Also see the manual section on Spam.
For general information on Anti-Spam features in DMail see, Spam Rules
The following settings all relate to Anti-Spam features:
Note: this is a non-exhaustive list - we are coming up with new anti-spam features all the time. Our support staff can help you choose the best settings for your server.
Sending mail to non-local users - relaying - is allowed by defaut by DSMTP. To restrict such relaying, you should add various Relaying Restrictions in dmail.conf. See the Relaying Restrictionssection of the main manual.
Note: In 2.8 versions and above, the DMSetup utility will add,
where x.x.x is the first 3 parts of your machine's IP address. This limits relaying to users sending from IP addresses 127.0.0.1 or that start with x.x.x .
In order to allow this customer to relay out to the world there are these options... (often you will run a mixture of them)
Side-effect: This creates a relaying hole for any spammer who is also connecting from that range of ip addresses - probably not very likely.
Side-effect: creates a relaying hole for spammers who are pretending to be from their.domain.com, which is easy to do.
NB: if you have this setting for your main domain then Open Relay Databases like ORBS will almost certainly add you to their 'bad servers' list!
NB: this handling of this system was improved greatly in version 2.8m. It worked fine for medium sized servers but became inefficient on large servers where the window was set large, e.g. 1-2 days.
NB: adding this setting will mean that some email clients, like Netscape Mail, force the users to turn on SMTP AUTH. Generally this is not a problem, as Netscape Mail instructs them on how to do it, but it may be confusing to some users.
If you are using the forward_user system as well, you should probably set the setting
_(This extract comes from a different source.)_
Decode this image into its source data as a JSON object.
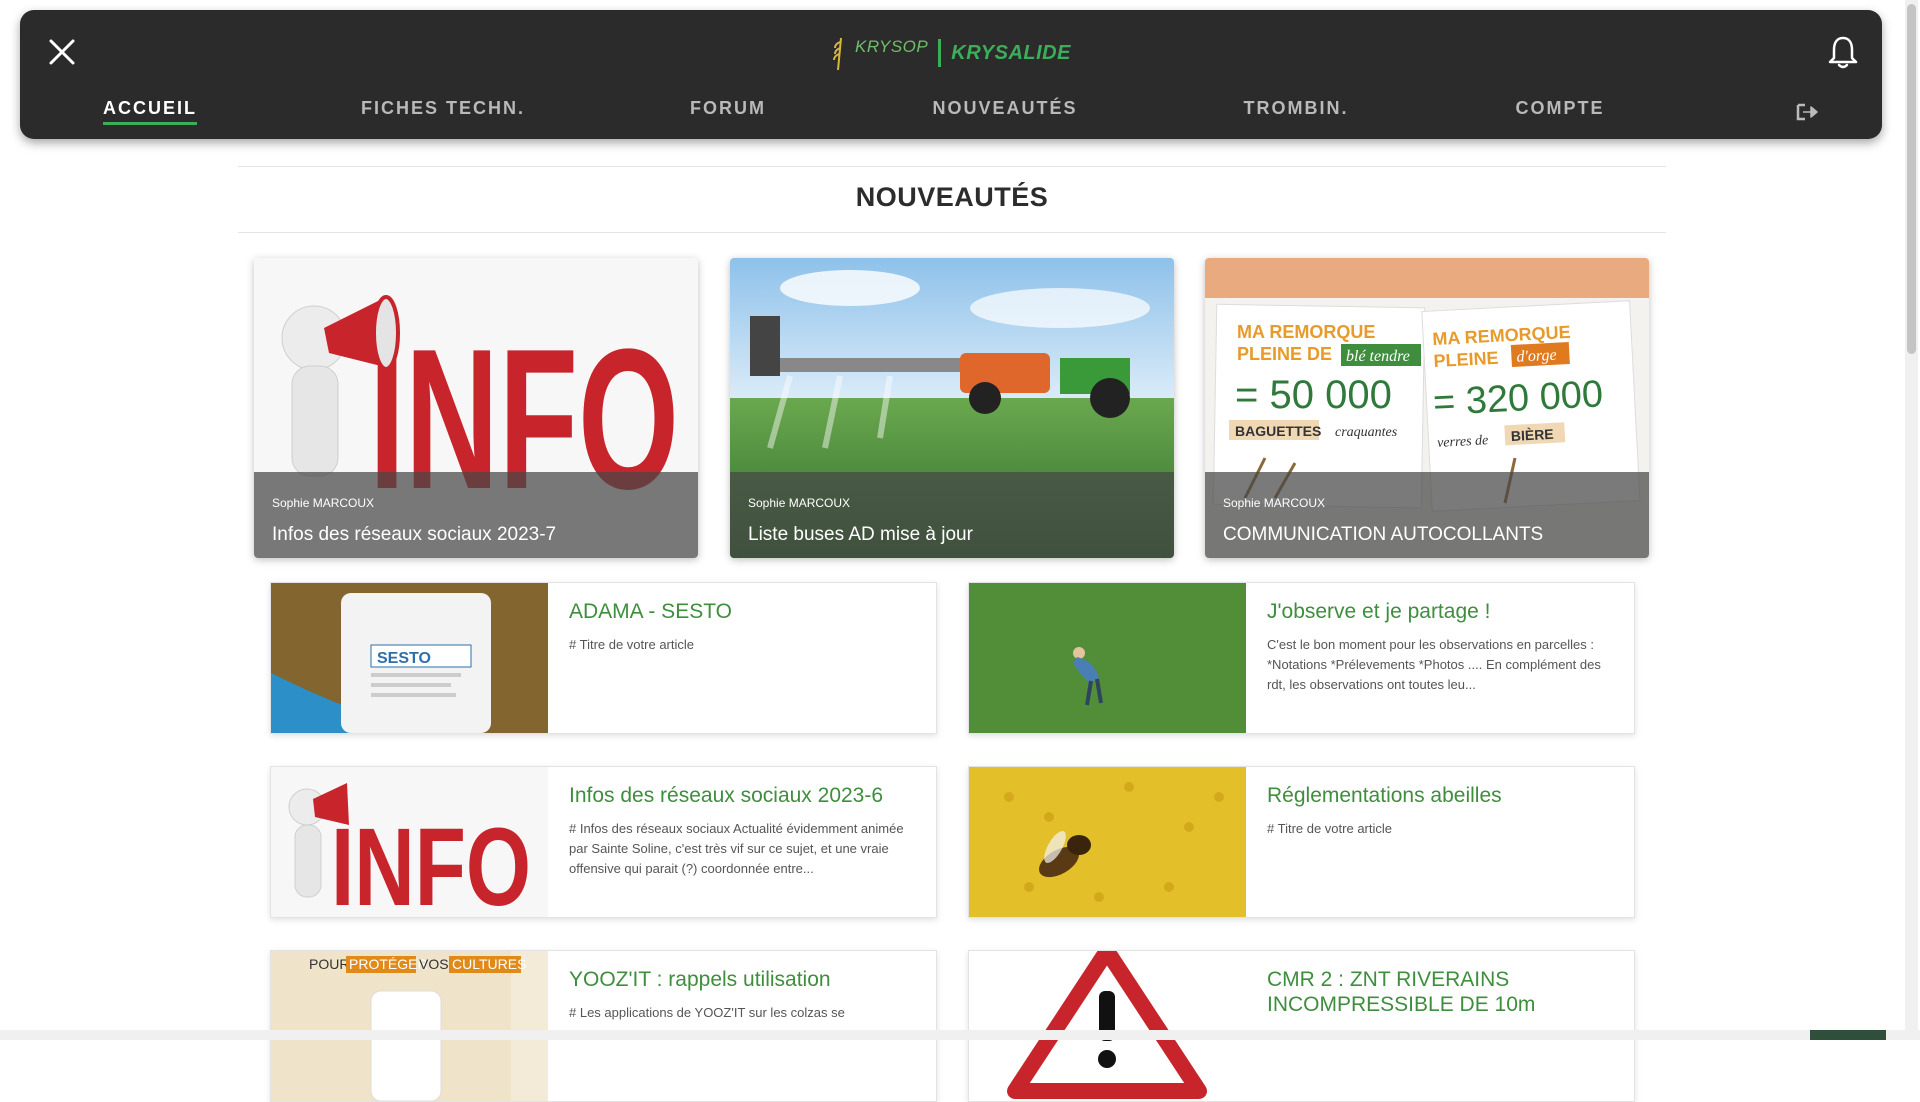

We also have a new proxy widget called SmtpAuth (currently only in windows beta form) which takes a username and password to authenticate to an SMTP server with.
So users with an email client that does not support the SMTP AUTH command can run this on their machine and point their client at it instead of directly at your smtp server. It then authetnicates to your server before sending on any mail feed to it.
If it is a whole domain coming through another trusted server then they could use the SmtpAuth proxy and feed all their outgoing mail through it. As we only have SmtpAuth on NT, their server would have to be running on NT. If their server is DSMTP, we are adding a setting so that DSMTP auths all connections to a given ip address. Therefore, they could run with that setting.
Also see the Relaying Restrictions section of the main manual.
DMail also allows restrictions to be placed on the volume of messages coming from a
particular IP number going through DSMTP per hour.
fromip_max: Restricts the number of messages per hour that DSMTP will accept from an IP number.
fromip_nolimit: Permits exceptions to from_ip_max for certain IP numbers. This applies to the IP number of the sender.
Message filtering is also available, though it should be used with care. DMail doesn't
do logic checks of them so it may be possible to accidently reject everything (!).
msg_filter: Gives a filename containing message filtering rules. An explantion of those rules is at the other end of the link
You can also straight out ban anyone from a particular IP address from connecting.
ban_ip: Specifies an IP address that DSMTP may not talk to.